A child before:
Now it is growne
Confirm'd, do you it keep,
And let it safe in your bosome sleepe,
There euer made your owne.

And till we meete,
Teach absence inward art to find,
Both to disturbe and please the mind,
Such thoughts are sweete,
And such remaine
In hearts whole flames are true,
Then such will I retaine till you
To me returne againe.

Source ; From a Facsimile of Rosseter's 1601 Book

I. Sweet, come again - Notes, Recordings and Comments
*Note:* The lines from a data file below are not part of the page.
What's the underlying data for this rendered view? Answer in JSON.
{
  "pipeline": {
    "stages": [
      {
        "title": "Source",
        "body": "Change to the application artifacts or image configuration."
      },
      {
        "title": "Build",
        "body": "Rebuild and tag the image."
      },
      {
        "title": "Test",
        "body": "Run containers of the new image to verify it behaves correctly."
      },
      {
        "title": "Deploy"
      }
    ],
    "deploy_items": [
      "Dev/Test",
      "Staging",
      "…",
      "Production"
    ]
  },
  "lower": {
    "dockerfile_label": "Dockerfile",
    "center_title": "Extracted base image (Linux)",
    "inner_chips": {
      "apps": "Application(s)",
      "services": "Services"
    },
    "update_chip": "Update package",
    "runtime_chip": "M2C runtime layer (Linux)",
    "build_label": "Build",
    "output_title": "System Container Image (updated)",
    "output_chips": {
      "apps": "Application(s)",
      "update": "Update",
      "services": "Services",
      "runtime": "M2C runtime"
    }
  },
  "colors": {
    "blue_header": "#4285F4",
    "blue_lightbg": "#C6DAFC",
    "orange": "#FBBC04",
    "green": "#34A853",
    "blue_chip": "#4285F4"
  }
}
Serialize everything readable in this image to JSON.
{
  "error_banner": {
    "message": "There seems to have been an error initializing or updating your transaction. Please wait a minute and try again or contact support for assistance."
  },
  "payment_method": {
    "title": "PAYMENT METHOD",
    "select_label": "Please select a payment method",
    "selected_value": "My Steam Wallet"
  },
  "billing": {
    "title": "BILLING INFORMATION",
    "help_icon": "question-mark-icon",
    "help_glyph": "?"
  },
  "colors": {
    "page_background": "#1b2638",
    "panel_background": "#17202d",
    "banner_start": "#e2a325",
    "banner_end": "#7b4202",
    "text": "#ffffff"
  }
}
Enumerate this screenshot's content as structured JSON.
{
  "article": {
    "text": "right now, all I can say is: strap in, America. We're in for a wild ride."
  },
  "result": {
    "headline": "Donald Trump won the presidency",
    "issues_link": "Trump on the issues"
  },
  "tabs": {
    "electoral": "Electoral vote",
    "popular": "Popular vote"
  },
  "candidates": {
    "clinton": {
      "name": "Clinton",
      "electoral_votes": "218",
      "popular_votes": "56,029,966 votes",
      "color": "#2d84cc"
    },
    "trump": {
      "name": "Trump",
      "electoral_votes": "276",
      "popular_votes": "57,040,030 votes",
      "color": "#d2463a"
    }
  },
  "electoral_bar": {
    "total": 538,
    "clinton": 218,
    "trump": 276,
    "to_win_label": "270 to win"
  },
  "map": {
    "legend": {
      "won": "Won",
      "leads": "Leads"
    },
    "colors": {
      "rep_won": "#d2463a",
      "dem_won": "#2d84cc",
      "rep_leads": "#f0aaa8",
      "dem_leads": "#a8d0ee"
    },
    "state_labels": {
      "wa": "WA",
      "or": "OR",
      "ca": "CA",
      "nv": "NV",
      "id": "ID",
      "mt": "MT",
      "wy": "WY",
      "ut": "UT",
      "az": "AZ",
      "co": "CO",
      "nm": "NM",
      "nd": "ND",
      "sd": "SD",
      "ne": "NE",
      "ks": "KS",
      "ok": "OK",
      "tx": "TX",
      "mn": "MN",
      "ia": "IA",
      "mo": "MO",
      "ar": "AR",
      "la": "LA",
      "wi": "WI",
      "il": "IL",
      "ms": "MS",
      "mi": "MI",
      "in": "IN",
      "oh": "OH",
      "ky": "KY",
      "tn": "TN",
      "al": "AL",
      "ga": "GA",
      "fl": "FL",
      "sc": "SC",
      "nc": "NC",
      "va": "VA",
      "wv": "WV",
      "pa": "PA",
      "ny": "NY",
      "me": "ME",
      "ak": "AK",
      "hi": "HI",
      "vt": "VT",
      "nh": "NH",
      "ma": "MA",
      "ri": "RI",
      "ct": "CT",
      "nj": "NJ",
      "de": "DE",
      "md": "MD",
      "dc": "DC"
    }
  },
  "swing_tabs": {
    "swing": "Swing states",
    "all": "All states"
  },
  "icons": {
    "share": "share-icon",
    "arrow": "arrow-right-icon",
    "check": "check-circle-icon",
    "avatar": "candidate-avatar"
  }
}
In his book 'The Life And Works of Philip Rosseter' (probably the only book fully dedicated to the life and works of Rosseter) John Jeffreys makes a comment on all the songs in Rosseter's portion of "A Book of Ayres". He writes;

" The great majority of the poems which fire the music within Rosseter's imagination are of a consistently fine quality. The first 'Sweet come again' is delightful for its sweet simplicity and the second 'And would you see my mistress' face?' is similar but with some shadows to stir the attention." [* p. 46]

A recording of this song is on the CD; Airs & danses au temps de Shakespeare - John Elwes, tenor ; Stephen Stubbs, lute ; Musica Antiqua ; Christian Mendoze, conductor. This record also has Rossetter's 'If she forsake me' as well as other works by William Brade, Thomas Campion, Antony Holborne, John Johnson, Thomas Morley, Francis Pilkington, etc. Recorded Nov. 16-17, 1986.
8003/VSCCAT/ABX-1466 or 1993-10-12 Pierre Verany Records 787092

Another recording of this song is on the LP; Elizabethan Lute Songs and Solos by Frank Patterson (tenor) and Robert Spencer (lute).
This record also has Rossetter's 'Whether me do laugh or weep' and 'What then is love but mourning?' as well as other works by Dowland, Cutting, Campion, Morley
Philips 6500 282 (LP)


1. And would you see my mistress' face,
2. It is a flow'ry garden place
3. Where knots of beauties have such grace
4. That all is work and nowhere space.

5. lt is a sweet delicious morn,
6. Where day is breeding never born,
7. lt is a meadow yet unshorn,
8. Whom thousand flowers do adorn.

9. It is the heavens' bright reflex,
10. Weak eyes to dazzle and to vex,
11. It is th' Idaea of her sex,
12. Envy of whom doth world perplex.

13. It is a face of death that smiles,
14. Pleasing, though it kills the whiles,
15. Where death and love in pretty wiles,
16. Each other mutually beguiles.

17. It is fair beauty's freshest youth,
18. It is the feign'd Elysium's truth,
19. The Spring that winter'd hearts renew'th,
20. And this is that my soul pursu'th.

Source ; From The English School of Lutenist Song-Writers Series - Philip Rosseter's A Book of Ayres (1601) by Strainer & Bell 1923, revised 1966.

II. 'And would you see my mistress' face' - Notes, Recordings and Comments

See the comment by Jeffreys in the first song (above). I don't know of any recordings of this song.

To 'Philip Rosseter's A Book of Ayres (1601) Ayres III to V.'
* 'The Life And Works of Philip Rosseter' by John Jeffreys (1990) Roberton Publications, The Windmill, Wendover, Aylesbury HP22 6JJ. Printed in Great Britain by Lavenham Press Ltd.
Complied and/or written by Patrick Thomas Connolly - September, 2003 - January 2004
All materials are copyright, 2003, by Patrick Thomas Connolly